**Extracted entries**

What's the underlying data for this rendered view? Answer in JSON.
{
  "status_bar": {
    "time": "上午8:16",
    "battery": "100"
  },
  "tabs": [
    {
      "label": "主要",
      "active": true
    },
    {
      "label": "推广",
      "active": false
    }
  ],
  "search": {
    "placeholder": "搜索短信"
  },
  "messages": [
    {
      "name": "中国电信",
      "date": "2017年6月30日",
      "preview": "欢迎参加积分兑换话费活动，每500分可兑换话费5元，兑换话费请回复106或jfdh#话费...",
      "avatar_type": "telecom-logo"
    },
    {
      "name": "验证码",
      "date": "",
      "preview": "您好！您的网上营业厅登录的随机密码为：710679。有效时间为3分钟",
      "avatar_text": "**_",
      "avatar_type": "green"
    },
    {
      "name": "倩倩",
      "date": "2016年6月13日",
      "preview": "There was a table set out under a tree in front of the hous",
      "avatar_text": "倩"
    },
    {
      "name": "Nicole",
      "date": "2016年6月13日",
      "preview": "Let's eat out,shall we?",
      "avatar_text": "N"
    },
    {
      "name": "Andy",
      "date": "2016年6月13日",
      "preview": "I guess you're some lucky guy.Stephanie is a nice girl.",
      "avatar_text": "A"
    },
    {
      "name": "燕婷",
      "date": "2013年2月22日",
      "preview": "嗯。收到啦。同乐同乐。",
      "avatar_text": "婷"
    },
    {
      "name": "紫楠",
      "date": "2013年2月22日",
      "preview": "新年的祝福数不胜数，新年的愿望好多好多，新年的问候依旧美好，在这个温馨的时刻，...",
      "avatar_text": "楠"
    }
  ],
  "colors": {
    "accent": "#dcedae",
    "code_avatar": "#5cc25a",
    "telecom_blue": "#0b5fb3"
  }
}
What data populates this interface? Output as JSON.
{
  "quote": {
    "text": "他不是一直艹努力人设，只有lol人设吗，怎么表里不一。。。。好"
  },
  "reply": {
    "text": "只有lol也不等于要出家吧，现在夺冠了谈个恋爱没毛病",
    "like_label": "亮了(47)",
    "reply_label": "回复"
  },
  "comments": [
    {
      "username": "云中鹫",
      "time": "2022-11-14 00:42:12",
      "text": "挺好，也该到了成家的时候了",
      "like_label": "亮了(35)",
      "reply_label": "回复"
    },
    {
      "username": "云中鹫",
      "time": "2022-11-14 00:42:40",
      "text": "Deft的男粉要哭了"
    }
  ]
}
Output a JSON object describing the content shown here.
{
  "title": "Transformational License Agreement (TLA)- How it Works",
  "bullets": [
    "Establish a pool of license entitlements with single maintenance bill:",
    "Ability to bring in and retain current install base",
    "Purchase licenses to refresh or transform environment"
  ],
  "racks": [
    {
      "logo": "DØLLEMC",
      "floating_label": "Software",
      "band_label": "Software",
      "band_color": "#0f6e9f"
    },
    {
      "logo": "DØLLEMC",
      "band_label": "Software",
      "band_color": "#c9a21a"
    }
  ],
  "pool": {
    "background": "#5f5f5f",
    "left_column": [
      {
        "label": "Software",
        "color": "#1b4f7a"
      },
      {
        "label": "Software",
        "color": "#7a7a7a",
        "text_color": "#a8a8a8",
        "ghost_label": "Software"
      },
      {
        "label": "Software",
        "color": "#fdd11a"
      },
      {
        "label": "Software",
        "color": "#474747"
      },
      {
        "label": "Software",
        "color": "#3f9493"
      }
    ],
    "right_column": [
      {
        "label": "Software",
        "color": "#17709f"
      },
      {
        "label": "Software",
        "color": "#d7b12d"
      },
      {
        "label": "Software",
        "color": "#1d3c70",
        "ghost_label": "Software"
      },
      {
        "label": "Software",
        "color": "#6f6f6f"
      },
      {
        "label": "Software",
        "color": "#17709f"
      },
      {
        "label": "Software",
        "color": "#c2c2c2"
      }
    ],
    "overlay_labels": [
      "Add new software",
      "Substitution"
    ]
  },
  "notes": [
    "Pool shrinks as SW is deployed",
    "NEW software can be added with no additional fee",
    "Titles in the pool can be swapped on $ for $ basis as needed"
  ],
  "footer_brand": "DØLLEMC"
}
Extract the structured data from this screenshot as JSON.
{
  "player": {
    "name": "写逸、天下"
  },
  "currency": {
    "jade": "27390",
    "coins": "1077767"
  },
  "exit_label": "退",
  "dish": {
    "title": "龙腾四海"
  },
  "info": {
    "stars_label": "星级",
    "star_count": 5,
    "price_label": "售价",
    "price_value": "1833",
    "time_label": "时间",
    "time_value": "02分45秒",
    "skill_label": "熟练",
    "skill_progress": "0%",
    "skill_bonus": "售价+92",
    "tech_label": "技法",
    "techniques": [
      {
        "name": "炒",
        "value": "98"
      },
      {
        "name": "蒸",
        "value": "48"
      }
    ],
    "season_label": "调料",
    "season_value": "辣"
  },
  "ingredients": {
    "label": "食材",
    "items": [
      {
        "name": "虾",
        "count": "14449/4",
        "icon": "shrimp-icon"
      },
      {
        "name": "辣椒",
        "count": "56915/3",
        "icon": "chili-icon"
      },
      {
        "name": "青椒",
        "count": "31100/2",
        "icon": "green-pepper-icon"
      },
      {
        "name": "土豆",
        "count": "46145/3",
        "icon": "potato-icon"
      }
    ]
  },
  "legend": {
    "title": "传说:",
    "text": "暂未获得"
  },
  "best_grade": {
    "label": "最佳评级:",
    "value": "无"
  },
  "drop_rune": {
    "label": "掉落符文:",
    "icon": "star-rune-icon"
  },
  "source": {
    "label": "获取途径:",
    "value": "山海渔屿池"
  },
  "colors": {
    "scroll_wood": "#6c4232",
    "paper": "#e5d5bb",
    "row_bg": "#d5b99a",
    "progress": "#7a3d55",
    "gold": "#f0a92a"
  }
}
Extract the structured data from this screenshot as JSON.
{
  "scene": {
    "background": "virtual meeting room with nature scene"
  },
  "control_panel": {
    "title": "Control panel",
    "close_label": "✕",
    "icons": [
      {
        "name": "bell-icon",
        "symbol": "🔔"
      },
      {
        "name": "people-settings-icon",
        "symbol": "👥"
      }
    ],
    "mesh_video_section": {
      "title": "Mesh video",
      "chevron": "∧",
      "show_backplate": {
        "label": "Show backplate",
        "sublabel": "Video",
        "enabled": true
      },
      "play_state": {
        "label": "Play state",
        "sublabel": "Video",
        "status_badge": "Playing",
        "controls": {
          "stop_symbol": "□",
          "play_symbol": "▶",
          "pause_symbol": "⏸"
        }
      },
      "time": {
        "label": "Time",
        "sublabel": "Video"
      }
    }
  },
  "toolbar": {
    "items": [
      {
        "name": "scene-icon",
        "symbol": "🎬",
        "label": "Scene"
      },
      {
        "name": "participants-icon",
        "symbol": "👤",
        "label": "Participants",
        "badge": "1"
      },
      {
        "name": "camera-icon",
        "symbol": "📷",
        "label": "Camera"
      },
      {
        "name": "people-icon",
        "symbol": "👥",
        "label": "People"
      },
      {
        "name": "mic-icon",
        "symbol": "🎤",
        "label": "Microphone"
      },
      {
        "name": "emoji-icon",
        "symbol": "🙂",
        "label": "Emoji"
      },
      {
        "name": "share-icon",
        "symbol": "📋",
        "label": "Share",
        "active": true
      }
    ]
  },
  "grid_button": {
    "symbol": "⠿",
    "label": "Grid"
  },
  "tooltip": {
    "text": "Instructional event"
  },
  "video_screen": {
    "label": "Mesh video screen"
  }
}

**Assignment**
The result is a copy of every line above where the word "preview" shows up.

**Exercise response**
      "preview": "欢迎参加积分兑换话费活动，每500分可兑换话费5元，兑换话费请回复106或jfdh#话费...",
      "preview": "您好！您的网上营业厅登录的随机密码为：710679。有效时间为3分钟",
      "preview": "There was a table set out under a tree in front of the hous",
      "preview": "Let's eat out,shall we?",
      "preview": "I guess you're some lucky guy.Stephanie is a nice girl.",
      "preview": "嗯。收到啦。同乐同乐。",
      "preview": "新年的祝福数不胜数，新年的愿望好多好多，新年的问候依旧美好，在这个温馨的时刻，...",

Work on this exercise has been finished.